**WORK INSTRUCTION:**
Can you pull out each line of the data below that includes the word "music"?

Entries from a dataset of interfaces
'''

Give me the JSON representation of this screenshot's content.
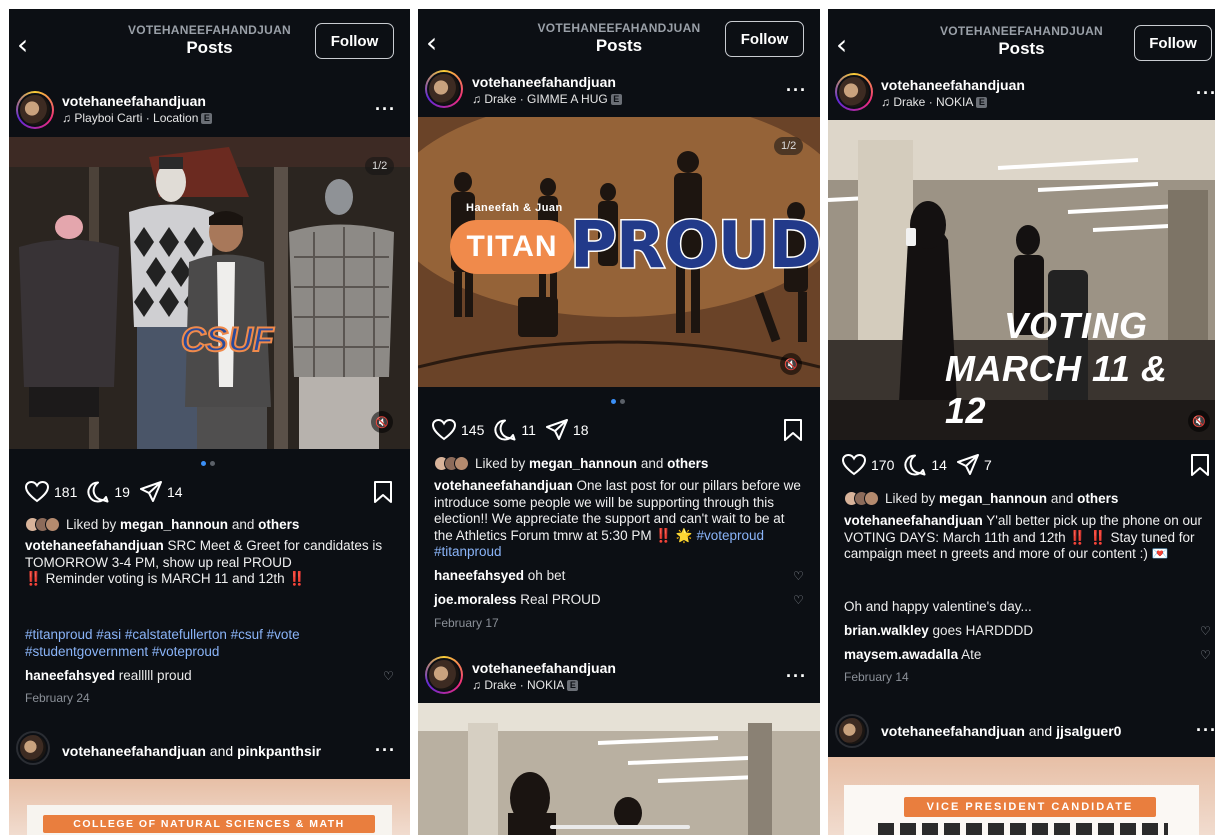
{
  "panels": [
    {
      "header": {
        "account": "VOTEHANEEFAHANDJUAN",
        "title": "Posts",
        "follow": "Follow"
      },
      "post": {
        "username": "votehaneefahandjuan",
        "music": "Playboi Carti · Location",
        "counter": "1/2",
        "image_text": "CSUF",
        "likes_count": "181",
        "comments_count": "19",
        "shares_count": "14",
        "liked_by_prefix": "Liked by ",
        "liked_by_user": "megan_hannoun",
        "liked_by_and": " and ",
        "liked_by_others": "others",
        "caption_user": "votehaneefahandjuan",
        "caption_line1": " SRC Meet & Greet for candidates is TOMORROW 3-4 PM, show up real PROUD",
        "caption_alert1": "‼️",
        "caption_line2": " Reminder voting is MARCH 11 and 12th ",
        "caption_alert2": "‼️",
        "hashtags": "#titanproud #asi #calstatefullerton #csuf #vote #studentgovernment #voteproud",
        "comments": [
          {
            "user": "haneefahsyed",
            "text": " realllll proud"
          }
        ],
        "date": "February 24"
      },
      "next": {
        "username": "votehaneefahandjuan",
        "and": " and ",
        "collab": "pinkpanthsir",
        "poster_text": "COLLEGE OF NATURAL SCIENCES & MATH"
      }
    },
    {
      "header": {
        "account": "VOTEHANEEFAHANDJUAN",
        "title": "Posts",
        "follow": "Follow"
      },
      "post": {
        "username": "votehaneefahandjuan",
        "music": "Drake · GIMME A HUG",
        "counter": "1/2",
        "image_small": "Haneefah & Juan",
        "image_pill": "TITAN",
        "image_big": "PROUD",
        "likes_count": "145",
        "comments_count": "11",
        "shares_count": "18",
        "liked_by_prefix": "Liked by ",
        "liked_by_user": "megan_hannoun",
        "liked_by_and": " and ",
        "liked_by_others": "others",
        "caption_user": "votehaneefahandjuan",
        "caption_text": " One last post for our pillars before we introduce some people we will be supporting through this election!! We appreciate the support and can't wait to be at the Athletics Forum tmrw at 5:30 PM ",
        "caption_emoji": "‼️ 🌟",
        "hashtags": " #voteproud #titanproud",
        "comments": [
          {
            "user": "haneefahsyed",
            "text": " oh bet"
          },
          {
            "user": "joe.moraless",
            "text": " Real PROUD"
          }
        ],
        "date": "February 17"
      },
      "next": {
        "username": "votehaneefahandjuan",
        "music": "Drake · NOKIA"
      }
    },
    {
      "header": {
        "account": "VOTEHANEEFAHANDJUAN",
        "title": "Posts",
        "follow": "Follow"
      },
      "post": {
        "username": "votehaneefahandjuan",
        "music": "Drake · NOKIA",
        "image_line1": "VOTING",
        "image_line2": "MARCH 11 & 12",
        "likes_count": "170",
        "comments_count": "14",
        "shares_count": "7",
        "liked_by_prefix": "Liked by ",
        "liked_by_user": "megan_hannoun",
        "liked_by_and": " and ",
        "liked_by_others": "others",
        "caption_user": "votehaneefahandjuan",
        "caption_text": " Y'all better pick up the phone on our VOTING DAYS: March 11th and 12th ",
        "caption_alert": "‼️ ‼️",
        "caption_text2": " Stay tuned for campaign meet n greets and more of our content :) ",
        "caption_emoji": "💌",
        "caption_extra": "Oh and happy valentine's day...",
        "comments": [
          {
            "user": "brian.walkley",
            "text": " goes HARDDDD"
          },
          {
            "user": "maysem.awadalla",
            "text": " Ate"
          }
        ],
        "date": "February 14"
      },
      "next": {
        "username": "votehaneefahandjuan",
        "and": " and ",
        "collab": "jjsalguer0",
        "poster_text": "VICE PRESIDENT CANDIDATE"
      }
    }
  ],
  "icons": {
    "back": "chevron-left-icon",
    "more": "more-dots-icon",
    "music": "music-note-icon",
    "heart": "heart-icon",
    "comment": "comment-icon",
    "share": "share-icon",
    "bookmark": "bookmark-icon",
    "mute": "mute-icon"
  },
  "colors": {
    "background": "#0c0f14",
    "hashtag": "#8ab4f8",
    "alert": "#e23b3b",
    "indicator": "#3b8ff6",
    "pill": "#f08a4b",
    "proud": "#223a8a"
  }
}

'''

**ANSWER AREA:**
        "music": "Playboi Carti · Location",
        "music": "Drake · GIMME A HUG",
        "music": "Drake · NOKIA"
        "music": "Drake · NOKIA",
    "music": "music-note-icon",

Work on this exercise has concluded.